“Pheromone-induced accuracy of nestmate recognition in carpenter ants: Simultaneous decrease of Type I and Type II errors”
Natacha Rossi,* David Baracchi,* Martin Giurfa, and Patrizia d’Ettorre (Feb 2019)
Adding a new twist to the traditional view of alarm pheromones: formic acid improves nestmate discrimination in ants
*These authors contributed equally to this work
Being able to recognize friends and foes is essential for the evolution of sociality. Animals, including humans, cooperate with group-members but usually deter strangers, which represent a potential threat for the society. While humans and other animals often use visual recognition cues or sounds, insects communicate mostly via chemical messages. Ants are among the most ecologically successful social insects and represent the pinnacle of social life. Their colonies are called “eusocial”: the perfect society. Ant sociality is based on cooperation between group-members and on colony closure: the rejection of any individual that does not belong to the colony and that could steal the common colony’s resources.
In many ant species, when aliens are detected around the nest, colony guards release formic acid, a toxic chemical weapon that kills foes but also rings the alarm bell for group-members, which rush to attack the source of threat. Natacha Rossi and colleagues performed controlled experiments at the Laboratory of Experimental and Comparative Ethology (University of Paris 13), in collaboration with the CNRS Research Center on Animal Cognition (University Paul Sabatier, Toulouse), to test whether formic acid, besides its immediate alarm effect, modifies the recognition behavior of carpenter ants.
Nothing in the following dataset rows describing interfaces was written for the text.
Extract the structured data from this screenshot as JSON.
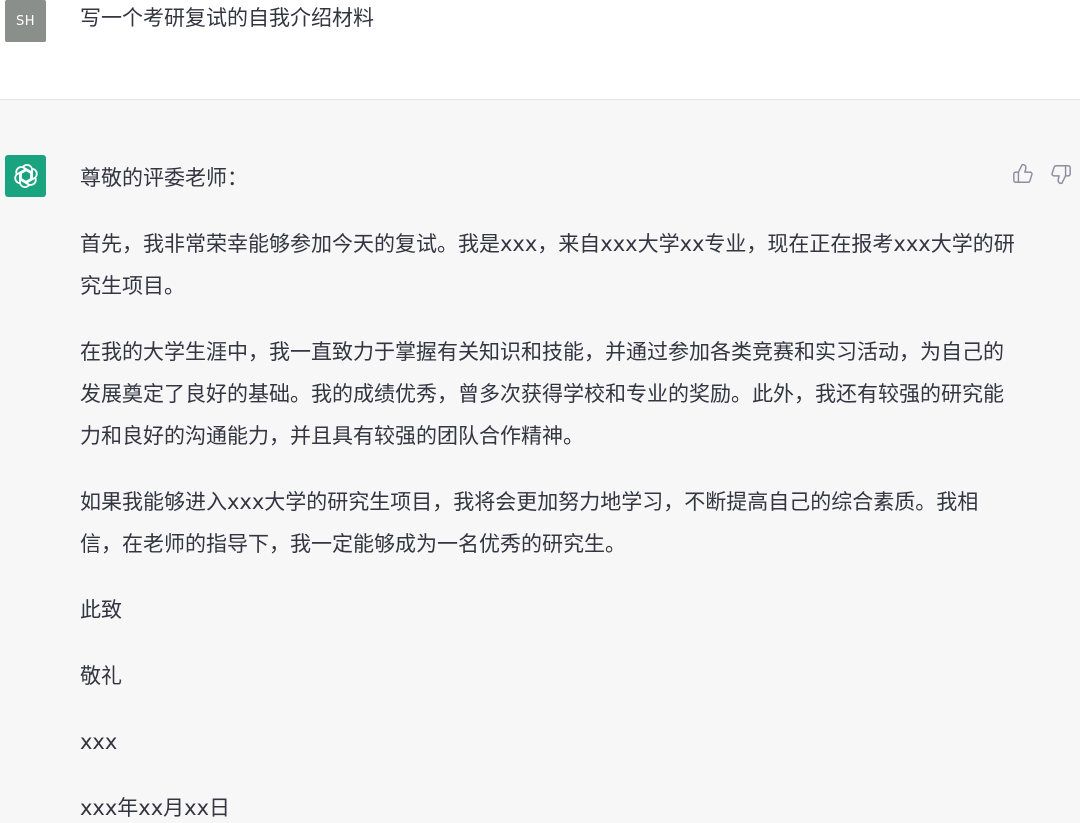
{
  "user_message": {
    "avatar_initials": "SH",
    "text": "写一个考研复试的自我介绍材料"
  },
  "assistant_message": {
    "paragraphs": [
      "尊敬的评委老师：",
      "首先，我非常荣幸能够参加今天的复试。我是xxx，来自xxx大学xx专业，现在正在报考xxx大学的研究生项目。",
      "在我的大学生涯中，我一直致力于掌握有关知识和技能，并通过参加各类竞赛和实习活动，为自己的发展奠定了良好的基础。我的成绩优秀，曾多次获得学校和专业的奖励。此外，我还有较强的研究能力和良好的沟通能力，并且具有较强的团队合作精神。",
      "如果我能够进入xxx大学的研究生项目，我将会更加努力地学习，不断提高自己的综合素质。我相信，在老师的指导下，我一定能够成为一名优秀的研究生。",
      "此致",
      "敬礼",
      "xxx",
      "xxx年xx月xx日"
    ]
  },
  "icons": {
    "assistant_avatar": "openai-logo-icon",
    "thumbs_up": "thumbs-up-icon",
    "thumbs_down": "thumbs-down-icon"
  },
  "colors": {
    "assistant_avatar_bg": "#19a37f",
    "user_avatar_bg": "#8b8f8b",
    "assistant_row_bg": "#f7f7f8",
    "user_row_bg": "#ffffff",
    "text": "#343541"
  }
}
They found that, after smelling formic acid, ants improve discrimination accuracy: they increase aggressive behaviors towards strangers, while at the same time decreasing aggressive acts erroneously directed towards group-members.
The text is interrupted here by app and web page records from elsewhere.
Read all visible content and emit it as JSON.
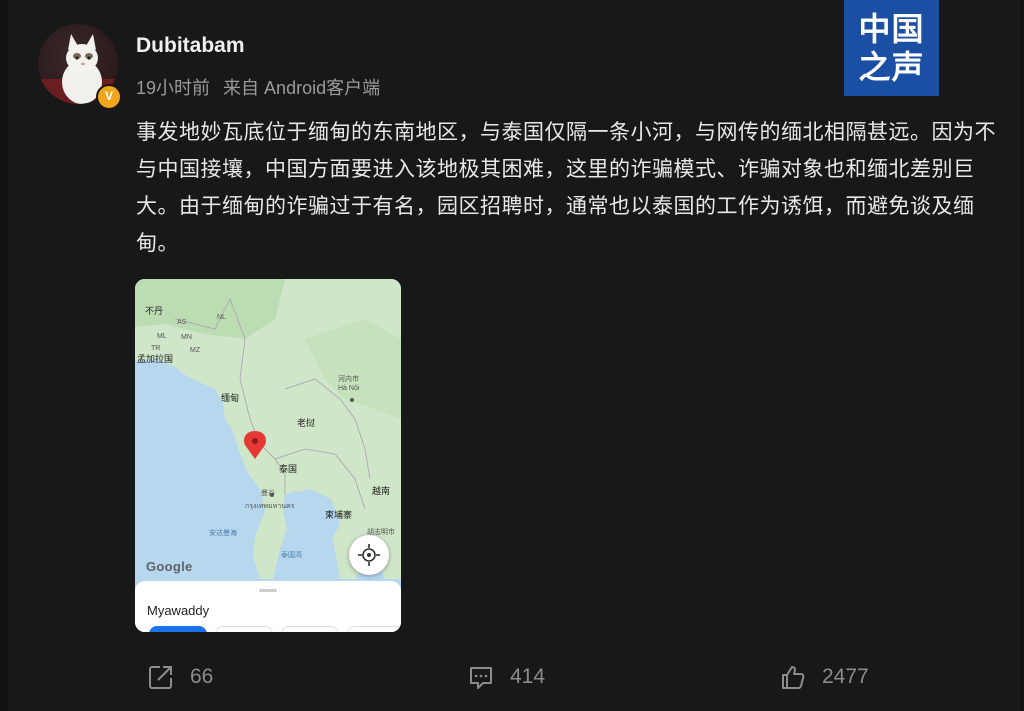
{
  "user": {
    "name": "Dubitabam",
    "time": "19小时前",
    "source": "来自 Android客户端",
    "badge": "V"
  },
  "logo": {
    "line1": "中国",
    "line2": "之声"
  },
  "post": {
    "text": "事发地妙瓦底位于缅甸的东南地区，与泰国仅隔一条小河，与网传的缅北相隔甚远。因为不与中国接壤，中国方面要进入该地极其困难，这里的诈骗模式、诈骗对象也和缅北差别巨大。由于缅甸的诈骗过于有名，园区招聘时，通常也以泰国的工作为诱饵，而避免谈及缅甸。"
  },
  "map": {
    "labels": {
      "bhutan": "不丹",
      "assam": "AS",
      "bangladesh": "孟加拉国",
      "myanmar": "缅甸",
      "laos": "老挝",
      "thailand": "泰国",
      "bangkok": "曼谷",
      "bangkok_thai": "กรุงเทพมหานคร",
      "cambodia": "柬埔寨",
      "vietnam": "越南",
      "hanoi": "河内市",
      "hanoi_vn": "Hà Nội",
      "hcmc": "胡志明市",
      "andaman": "安达曼海",
      "gulf": "泰国湾",
      "ml": "ML",
      "tr": "TR",
      "mn": "MN",
      "mz": "MZ",
      "nl": "NL"
    },
    "google": "Google",
    "place_name": "Myawaddy",
    "colors": {
      "land": "#cfe6c8",
      "water": "#b6d7ee",
      "pin": "#e53935"
    }
  },
  "actions": {
    "share": "66",
    "comment": "414",
    "like": "2477"
  }
}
With this novel discovery, the function of alarm signals becomes more comprehensive than previously thought: not only do they provoke immediate alarm behavior and defensive responses, but they can reduce errors in recognition of identity by allowing enhanced discrimination between enemies, which should be deterred, and friends, which should be preserved during a contest. Taking into account the overall effect of alarm signals opens new perspectives for a deeper understanding of recognition systems and decision making in general.
The ecological and evolutionary success of social insects relies on their ability to efficiently discriminate between group members and aliens. Nestmate recognition occurs by phenotype matching, the comparison of the referent (colony) phenotype to the one of an encountered individual. Based on the level of dissimilarity between the two, the discriminator accepts or rejects the target. The tolerated degree of mismatch is predicted by the acceptance threshold model, which assumes adaptive threshold shifts depending on the costs of discrimination errors. Inherent in the model is that rejection (Type I) and acceptance (Type II) errors are reciprocally related: if one type decreases, the other increases. We studied whether alarm pheromones modulate the acceptance threshold. We exposed Camponotus aethiops ants to formic acid and subsequently measured aggression towards nestmates and non-nestmates. Formic acid induced both more non-nestmate rejection and more nestmate acceptance than a control treatment, thus uncovering an unexpected effect of an alarm pheromone on responses to nestmates. Nestmate discrimination accuracy was improved via a decrease of both types of errors, a result that cannot be explained by a shift in the acceptance threshold. We propose that formic acid increases the amount of information available to the ants, thus decreasing the perceived phenotypic overlap between nestmate and non-nestmate recognition cues. This mechanism for improved discrimination reveals a novel function of alarm pheromones in recognition processes and may have far-reaching implications in our understanding of the modus operandi of recognition systems in general.